Dram Shop Act Claims in Pennsylvania and West Virginia
Dram shop laws are laws that allow someone to file a lawsuit that holds a third-party accountable in a personal injury or wrongful death case.
These laws focus on businesses that serve or sell alcohol. If a bar, restaurant, or store sells alcohol to an intoxicated or underage person and that person goes on to do something that causes injury or death to another person, the entity that sold the alcohol is legally liable.
Each state enacts its own dram shop laws. Dram shop laws in Pennsylvania and West Virginia hold businesses liable for serving or selling alcohol to minors or people who are intoxicated. Victims injured due to the drunken behavior of another person can not only hold the perpetrator accountable, but they can also hold accountable the entity that supplied the alcohol.
How Do You File a Dram Shop Claim in Pennsylvania or West Virginia?
West Virginia’s state court system recognizes dram shop liability but doesn’t specifically address underage alcohol consumption. The law focuses on physical incapacitation. If someone is obviously drunk, the establishment cannot legally serve them. If an intoxicated person goes on to cause injury to someone else, the establishment is legally accountable for damages.
It allows those injured in an accident related to someone’s alcohol consumption to pursue additional compensation from the bar, restaurant, liquor store, or other commercial entity that provided the alcohol.
In Pennsylvania, the Pennsylvania Liquor Code governs dram shop liability. It also holds alcohol vendors accountable for injuries suffered due to an intoxicated or minor’s negligence if the person was “visibly intoxicated” when the alcohol was sold.
Pennsylvania courts also recognize “negligence per se.” This means the victim needn’t prove anything regarding the alcohol vendor’s liability. Violating the state’s liquor code is enough to suppose the claim.
Additionally, Pennsylvania recognizes civil liability claims in cases that involve service to minors, but not when all parties involved are of legal drinking age.
Dram shop law does not apply to social hosts. If you host a party in your home and someone is intoxicated, you are not legally responsible for denying them service. There are very few instances in which a social host’s liability will be called into question if an accident occurs as the result of intoxication.
Keep in mind, there is a two-year statute of limitations on dram shop legal action. In West Virginia and Pennsylvania, the injured party must bring a dram shop claim against the establishment within two years of the date of the person’s injury.

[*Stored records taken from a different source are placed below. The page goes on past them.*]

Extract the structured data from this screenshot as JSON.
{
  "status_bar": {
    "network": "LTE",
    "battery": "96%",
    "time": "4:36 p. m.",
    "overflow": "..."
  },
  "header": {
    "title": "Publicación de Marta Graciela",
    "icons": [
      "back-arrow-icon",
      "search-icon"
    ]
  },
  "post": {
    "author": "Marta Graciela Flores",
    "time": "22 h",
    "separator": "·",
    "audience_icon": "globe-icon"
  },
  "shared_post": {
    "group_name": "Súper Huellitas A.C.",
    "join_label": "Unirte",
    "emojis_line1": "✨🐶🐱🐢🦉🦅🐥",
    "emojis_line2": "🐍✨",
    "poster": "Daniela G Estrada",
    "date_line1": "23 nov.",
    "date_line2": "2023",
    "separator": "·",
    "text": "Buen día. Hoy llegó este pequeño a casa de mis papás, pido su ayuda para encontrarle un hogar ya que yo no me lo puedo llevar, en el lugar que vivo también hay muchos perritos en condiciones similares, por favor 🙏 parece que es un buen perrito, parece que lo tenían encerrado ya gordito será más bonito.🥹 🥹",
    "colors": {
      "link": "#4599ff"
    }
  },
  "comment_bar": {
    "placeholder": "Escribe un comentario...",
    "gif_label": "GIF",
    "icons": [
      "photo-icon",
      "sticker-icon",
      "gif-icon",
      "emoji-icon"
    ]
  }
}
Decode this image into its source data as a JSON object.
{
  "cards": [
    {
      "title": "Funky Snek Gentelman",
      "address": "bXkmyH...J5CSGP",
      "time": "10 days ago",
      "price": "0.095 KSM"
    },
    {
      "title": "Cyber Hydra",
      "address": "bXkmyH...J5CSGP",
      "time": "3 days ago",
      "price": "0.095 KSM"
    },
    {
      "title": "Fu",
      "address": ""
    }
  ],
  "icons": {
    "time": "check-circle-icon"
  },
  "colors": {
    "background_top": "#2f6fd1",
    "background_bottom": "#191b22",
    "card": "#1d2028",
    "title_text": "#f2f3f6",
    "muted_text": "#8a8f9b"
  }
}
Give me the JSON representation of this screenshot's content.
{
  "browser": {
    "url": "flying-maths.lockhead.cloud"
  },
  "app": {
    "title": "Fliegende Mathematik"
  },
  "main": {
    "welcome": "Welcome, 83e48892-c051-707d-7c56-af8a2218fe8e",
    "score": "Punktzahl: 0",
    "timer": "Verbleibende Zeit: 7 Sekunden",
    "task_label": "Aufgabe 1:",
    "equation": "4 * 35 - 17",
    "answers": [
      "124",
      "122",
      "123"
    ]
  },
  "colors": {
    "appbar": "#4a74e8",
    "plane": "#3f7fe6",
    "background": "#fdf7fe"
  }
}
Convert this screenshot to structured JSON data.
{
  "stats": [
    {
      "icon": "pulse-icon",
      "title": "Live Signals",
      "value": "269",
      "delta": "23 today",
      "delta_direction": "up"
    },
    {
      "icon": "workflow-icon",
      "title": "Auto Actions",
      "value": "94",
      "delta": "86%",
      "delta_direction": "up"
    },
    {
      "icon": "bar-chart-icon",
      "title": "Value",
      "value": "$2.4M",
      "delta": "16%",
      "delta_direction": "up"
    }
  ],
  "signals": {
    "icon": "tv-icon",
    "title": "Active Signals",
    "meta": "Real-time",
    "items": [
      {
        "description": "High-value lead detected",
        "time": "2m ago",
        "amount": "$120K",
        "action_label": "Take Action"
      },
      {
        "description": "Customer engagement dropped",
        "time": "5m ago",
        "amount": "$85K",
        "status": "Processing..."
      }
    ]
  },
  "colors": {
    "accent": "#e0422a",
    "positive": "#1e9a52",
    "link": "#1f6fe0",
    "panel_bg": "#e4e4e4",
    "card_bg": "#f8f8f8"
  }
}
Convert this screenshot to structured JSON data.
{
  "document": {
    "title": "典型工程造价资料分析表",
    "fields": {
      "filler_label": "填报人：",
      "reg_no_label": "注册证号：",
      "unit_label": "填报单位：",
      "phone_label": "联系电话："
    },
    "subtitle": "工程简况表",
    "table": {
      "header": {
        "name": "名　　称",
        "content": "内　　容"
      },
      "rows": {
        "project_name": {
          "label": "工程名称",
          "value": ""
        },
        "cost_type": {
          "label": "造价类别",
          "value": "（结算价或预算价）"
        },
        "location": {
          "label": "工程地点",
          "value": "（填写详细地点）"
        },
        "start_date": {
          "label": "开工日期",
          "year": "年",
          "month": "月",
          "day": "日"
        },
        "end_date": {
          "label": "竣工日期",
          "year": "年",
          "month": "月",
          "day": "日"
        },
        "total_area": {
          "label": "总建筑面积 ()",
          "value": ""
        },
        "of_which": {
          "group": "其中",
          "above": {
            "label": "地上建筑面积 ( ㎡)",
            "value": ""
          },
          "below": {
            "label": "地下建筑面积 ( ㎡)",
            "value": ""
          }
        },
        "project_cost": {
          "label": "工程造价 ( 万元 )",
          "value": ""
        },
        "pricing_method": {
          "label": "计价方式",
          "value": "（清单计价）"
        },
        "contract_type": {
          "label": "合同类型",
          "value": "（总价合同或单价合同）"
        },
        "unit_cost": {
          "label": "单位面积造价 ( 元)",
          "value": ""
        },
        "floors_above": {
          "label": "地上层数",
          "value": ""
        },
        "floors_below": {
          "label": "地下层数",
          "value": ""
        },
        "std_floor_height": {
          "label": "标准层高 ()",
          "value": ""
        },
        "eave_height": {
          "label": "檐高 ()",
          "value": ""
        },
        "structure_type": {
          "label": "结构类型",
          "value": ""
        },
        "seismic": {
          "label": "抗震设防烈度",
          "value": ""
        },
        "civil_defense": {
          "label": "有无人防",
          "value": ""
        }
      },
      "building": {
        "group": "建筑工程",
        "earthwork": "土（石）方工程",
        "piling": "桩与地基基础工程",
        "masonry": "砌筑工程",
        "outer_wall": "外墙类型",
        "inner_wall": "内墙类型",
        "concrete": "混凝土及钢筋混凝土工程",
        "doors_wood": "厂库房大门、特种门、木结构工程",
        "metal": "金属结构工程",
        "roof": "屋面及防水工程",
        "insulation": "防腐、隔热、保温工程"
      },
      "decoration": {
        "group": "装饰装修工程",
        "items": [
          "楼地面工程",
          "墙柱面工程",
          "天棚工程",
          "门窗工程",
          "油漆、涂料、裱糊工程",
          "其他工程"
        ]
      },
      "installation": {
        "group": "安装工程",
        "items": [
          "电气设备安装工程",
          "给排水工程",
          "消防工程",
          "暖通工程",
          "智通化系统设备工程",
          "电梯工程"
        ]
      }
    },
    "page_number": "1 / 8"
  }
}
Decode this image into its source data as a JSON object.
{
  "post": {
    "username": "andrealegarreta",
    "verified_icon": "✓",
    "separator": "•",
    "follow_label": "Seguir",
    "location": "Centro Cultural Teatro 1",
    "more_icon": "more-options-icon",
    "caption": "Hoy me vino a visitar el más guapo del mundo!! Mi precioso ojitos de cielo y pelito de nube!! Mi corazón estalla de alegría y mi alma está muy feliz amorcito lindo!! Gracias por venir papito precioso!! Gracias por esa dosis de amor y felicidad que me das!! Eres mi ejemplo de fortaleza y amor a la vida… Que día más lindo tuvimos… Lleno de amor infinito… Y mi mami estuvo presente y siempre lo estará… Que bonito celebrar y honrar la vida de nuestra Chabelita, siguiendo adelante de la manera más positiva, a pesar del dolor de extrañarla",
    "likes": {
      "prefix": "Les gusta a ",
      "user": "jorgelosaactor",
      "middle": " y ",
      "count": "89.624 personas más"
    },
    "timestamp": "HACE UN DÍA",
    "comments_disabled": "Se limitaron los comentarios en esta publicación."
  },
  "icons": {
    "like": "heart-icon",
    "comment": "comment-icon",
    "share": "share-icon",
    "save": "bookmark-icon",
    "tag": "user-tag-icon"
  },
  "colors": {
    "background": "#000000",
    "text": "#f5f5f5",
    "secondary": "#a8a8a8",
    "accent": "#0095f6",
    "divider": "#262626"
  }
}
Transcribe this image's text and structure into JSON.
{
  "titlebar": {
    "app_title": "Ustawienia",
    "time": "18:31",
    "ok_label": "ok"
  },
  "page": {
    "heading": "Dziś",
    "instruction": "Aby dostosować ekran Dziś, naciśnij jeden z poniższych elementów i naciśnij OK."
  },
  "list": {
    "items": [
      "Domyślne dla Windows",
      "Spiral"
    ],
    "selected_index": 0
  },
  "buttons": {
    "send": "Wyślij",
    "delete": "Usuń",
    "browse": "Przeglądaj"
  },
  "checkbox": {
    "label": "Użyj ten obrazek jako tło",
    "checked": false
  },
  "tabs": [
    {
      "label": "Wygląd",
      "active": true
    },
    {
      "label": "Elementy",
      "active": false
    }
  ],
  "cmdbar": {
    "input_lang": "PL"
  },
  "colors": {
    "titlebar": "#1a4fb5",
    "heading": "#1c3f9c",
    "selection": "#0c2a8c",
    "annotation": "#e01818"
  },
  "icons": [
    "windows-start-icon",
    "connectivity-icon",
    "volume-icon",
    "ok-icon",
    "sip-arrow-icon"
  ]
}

If you have questions about dram shop laws or you need to speak to someone about a claim, contact Heavens Law at 888.897.5377.